*** RECORDS SUPPLIED Section Begins ***

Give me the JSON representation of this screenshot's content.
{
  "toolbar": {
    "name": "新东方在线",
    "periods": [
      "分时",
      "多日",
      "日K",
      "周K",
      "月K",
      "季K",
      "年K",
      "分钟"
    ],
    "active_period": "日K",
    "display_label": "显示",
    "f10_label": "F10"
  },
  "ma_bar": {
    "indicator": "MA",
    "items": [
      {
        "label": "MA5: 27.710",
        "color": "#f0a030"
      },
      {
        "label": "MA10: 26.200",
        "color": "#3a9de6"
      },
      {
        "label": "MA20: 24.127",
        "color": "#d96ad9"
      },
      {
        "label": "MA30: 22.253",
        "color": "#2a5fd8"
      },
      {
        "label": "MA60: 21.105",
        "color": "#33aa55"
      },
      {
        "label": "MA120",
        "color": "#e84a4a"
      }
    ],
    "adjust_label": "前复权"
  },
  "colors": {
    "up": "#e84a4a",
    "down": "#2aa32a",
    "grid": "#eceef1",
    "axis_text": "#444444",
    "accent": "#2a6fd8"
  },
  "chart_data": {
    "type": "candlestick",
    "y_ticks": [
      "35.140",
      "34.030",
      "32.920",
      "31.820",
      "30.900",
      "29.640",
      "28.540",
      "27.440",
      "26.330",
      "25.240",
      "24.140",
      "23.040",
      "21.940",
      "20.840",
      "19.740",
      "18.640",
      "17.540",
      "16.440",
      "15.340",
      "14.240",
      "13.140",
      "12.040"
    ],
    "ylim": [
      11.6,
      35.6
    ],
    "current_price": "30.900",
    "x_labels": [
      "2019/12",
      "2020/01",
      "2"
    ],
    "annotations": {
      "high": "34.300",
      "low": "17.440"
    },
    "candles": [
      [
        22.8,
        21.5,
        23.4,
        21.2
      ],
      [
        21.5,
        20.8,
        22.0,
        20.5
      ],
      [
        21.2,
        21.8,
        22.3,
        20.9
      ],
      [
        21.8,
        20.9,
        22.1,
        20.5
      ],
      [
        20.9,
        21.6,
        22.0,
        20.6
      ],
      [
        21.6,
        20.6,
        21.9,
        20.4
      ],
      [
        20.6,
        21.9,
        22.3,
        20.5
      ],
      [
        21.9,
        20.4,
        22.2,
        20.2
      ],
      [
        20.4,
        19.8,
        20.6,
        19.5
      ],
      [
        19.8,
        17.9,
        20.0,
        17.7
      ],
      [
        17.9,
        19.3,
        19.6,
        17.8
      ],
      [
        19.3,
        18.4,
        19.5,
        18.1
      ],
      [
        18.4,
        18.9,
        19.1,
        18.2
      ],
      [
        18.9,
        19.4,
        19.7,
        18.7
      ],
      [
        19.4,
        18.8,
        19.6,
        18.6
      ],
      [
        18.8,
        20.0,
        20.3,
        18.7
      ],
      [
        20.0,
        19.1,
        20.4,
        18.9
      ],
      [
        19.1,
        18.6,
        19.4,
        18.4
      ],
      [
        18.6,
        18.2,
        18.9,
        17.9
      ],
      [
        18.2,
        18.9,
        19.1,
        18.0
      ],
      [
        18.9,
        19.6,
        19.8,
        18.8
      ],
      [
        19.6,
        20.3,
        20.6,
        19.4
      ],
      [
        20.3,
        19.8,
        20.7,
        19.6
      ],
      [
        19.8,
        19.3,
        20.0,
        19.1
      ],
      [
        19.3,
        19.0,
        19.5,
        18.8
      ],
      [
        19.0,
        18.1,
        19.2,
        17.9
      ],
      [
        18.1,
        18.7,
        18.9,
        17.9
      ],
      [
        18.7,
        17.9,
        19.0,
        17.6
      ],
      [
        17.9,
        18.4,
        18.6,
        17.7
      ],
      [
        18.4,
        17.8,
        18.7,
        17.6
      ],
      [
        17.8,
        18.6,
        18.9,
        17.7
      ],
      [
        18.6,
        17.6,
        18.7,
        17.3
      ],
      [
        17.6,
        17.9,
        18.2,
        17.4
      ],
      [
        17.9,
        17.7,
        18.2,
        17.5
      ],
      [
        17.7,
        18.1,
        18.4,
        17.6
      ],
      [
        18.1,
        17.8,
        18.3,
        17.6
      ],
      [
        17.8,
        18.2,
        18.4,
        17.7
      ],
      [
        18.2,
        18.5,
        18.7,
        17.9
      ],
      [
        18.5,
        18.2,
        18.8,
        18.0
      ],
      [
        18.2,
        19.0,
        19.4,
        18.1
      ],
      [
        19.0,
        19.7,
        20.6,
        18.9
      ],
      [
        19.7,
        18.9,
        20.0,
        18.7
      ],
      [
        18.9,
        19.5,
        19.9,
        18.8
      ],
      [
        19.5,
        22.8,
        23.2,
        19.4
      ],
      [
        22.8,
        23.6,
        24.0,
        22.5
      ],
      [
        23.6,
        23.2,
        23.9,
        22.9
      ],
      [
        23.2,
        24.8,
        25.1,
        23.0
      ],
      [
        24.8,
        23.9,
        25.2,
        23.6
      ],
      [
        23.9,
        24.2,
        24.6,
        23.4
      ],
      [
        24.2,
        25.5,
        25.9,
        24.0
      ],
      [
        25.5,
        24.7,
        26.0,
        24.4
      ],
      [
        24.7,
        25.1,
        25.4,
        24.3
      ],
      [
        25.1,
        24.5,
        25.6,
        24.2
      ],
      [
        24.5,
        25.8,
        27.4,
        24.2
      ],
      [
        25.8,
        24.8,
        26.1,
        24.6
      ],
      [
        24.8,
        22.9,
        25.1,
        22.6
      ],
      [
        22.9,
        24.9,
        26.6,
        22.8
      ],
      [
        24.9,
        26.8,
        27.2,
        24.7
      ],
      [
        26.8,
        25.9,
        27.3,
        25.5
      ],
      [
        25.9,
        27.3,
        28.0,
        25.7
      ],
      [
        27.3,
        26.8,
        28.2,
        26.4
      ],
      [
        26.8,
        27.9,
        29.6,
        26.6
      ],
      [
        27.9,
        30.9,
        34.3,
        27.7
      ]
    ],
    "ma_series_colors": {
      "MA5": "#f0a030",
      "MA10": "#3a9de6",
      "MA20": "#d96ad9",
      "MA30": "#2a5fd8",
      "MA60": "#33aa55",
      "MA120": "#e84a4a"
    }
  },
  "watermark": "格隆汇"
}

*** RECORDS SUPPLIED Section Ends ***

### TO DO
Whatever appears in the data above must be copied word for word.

### FINISHED EXERCISE
Give me the JSON representation of this screenshot's content.
{
  "toolbar": {
    "name": "新东方在线",
    "periods": [
      "分时",
      "多日",
      "日K",
      "周K",
      "月K",
      "季K",
      "年K",
      "分钟"
    ],
    "active_period": "日K",
    "display_label": "显示",
    "f10_label": "F10"
  },
  "ma_bar": {
    "indicator": "MA",
    "items": [
      {
        "label": "MA5: 27.710",
        "color": "#f0a030"
      },
      {
        "label": "MA10: 26.200",
        "color": "#3a9de6"
      },
      {
        "label": "MA20: 24.127",
        "color": "#d96ad9"
      },
      {
        "label": "MA30: 22.253",
        "color": "#2a5fd8"
      },
      {
        "label": "MA60: 21.105",
        "color": "#33aa55"
      },
      {
        "label": "MA120",
        "color": "#e84a4a"
      }
    ],
    "adjust_label": "前复权"
  },
  "colors": {
    "up": "#e84a4a",
    "down": "#2aa32a",
    "grid": "#eceef1",
    "axis_text": "#444444",
    "accent": "#2a6fd8"
  },
  "chart_data": {
    "type": "candlestick",
    "y_ticks": [
      "35.140",
      "34.030",
      "32.920",
      "31.820",
      "30.900",
      "29.640",
      "28.540",
      "27.440",
      "26.330",
      "25.240",
      "24.140",
      "23.040",
      "21.940",
      "20.840",
      "19.740",
      "18.640",
      "17.540",
      "16.440",
      "15.340",
      "14.240",
      "13.140",
      "12.040"
    ],
    "ylim": [
      11.6,
      35.6
    ],
    "current_price": "30.900",
    "x_labels": [
      "2019/12",
      "2020/01",
      "2"
    ],
    "annotations": {
      "high": "34.300",
      "low": "17.440"
    },
    "candles": [
      [
        22.8,
        21.5,
        23.4,
        21.2
      ],
      [
        21.5,
        20.8,
        22.0,
        20.5
      ],
      [
        21.2,
        21.8,
        22.3,
        20.9
      ],
      [
        21.8,
        20.9,
        22.1,
        20.5
      ],
      [
        20.9,
        21.6,
        22.0,
        20.6
      ],
      [
        21.6,
        20.6,
        21.9,
        20.4
      ],
      [
        20.6,
        21.9,
        22.3,
        20.5
      ],
      [
        21.9,
        20.4,
        22.2,
        20.2
      ],
      [
        20.4,
        19.8,
        20.6,
        19.5
      ],
      [
        19.8,
        17.9,
        20.0,
        17.7
      ],
      [
        17.9,
        19.3,
        19.6,
        17.8
      ],
      [
        19.3,
        18.4,
        19.5,
        18.1
      ],
      [
        18.4,
        18.9,
        19.1,
        18.2
      ],
      [
        18.9,
        19.4,
        19.7,
        18.7
      ],
      [
        19.4,
        18.8,
        19.6,
        18.6
      ],
      [
        18.8,
        20.0,
        20.3,
        18.7
      ],
      [
        20.0,
        19.1,
        20.4,
        18.9
      ],
      [
        19.1,
        18.6,
        19.4,
        18.4
      ],
      [
        18.6,
        18.2,
        18.9,
        17.9
      ],
      [
        18.2,
        18.9,
        19.1,
        18.0
      ],
      [
        18.9,
        19.6,
        19.8,
        18.8
      ],
      [
        19.6,
        20.3,
        20.6,
        19.4
      ],
      [
        20.3,
        19.8,
        20.7,
        19.6
      ],
      [
        19.8,
        19.3,
        20.0,
        19.1
      ],
      [
        19.3,
        19.0,
        19.5,
        18.8
      ],
      [
        19.0,
        18.1,
        19.2,
        17.9
      ],
      [
        18.1,
        18.7,
        18.9,
        17.9
      ],
      [
        18.7,
        17.9,
        19.0,
        17.6
      ],
      [
        17.9,
        18.4,
        18.6,
        17.7
      ],
      [
        18.4,
        17.8,
        18.7,
        17.6
      ],
      [
        17.8,
        18.6,
        18.9,
        17.7
      ],
      [
        18.6,
        17.6,
        18.7,
        17.3
      ],
      [
        17.6,
        17.9,
        18.2,
        17.4
      ],
      [
        17.9,
        17.7,
        18.2,
        17.5
      ],
      [
        17.7,
        18.1,
        18.4,
        17.6
      ],
      [
        18.1,
        17.8,
        18.3,
        17.6
      ],
      [
        17.8,
        18.2,
        18.4,
        17.7
      ],
      [
        18.2,
        18.5,
        18.7,
        17.9
      ],
      [
        18.5,
        18.2,
        18.8,
        18.0
      ],
      [
        18.2,
        19.0,
        19.4,
        18.1
      ],
      [
        19.0,
        19.7,
        20.6,
        18.9
      ],
      [
        19.7,
        18.9,
        20.0,
        18.7
      ],
      [
        18.9,
        19.5,
        19.9,
        18.8
      ],
      [
        19.5,
        22.8,
        23.2,
        19.4
      ],
      [
        22.8,
        23.6,
        24.0,
        22.5
      ],
      [
        23.6,
        23.2,
        23.9,
        22.9
      ],
      [
        23.2,
        24.8,
        25.1,
        23.0
      ],
      [
        24.8,
        23.9,
        25.2,
        23.6
      ],
      [
        23.9,
        24.2,
        24.6,
        23.4
      ],
      [
        24.2,
        25.5,
        25.9,
        24.0
      ],
      [
        25.5,
        24.7,
        26.0,
        24.4
      ],
      [
        24.7,
        25.1,
        25.4,
        24.3
      ],
      [
        25.1,
        24.5,
        25.6,
        24.2
      ],
      [
        24.5,
        25.8,
        27.4,
        24.2
      ],
      [
        25.8,
        24.8,
        26.1,
        24.6
      ],
      [
        24.8,
        22.9,
        25.1,
        22.6
      ],
      [
        22.9,
        24.9,
        26.6,
        22.8
      ],
      [
        24.9,
        26.8,
        27.2,
        24.7
      ],
      [
        26.8,
        25.9,
        27.3,
        25.5
      ],
      [
        25.9,
        27.3,
        28.0,
        25.7
      ],
      [
        27.3,
        26.8,
        28.2,
        26.4
      ],
      [
        26.8,
        27.9,
        29.6,
        26.6
      ],
      [
        27.9,
        30.9,
        34.3,
        27.7
      ]
    ],
    "ma_series_colors": {
      "MA5": "#f0a030",
      "MA10": "#3a9de6",
      "MA20": "#d96ad9",
      "MA30": "#2a5fd8",
      "MA60": "#33aa55",
      "MA120": "#e84a4a"
    }
  },
  "watermark": "格隆汇"
}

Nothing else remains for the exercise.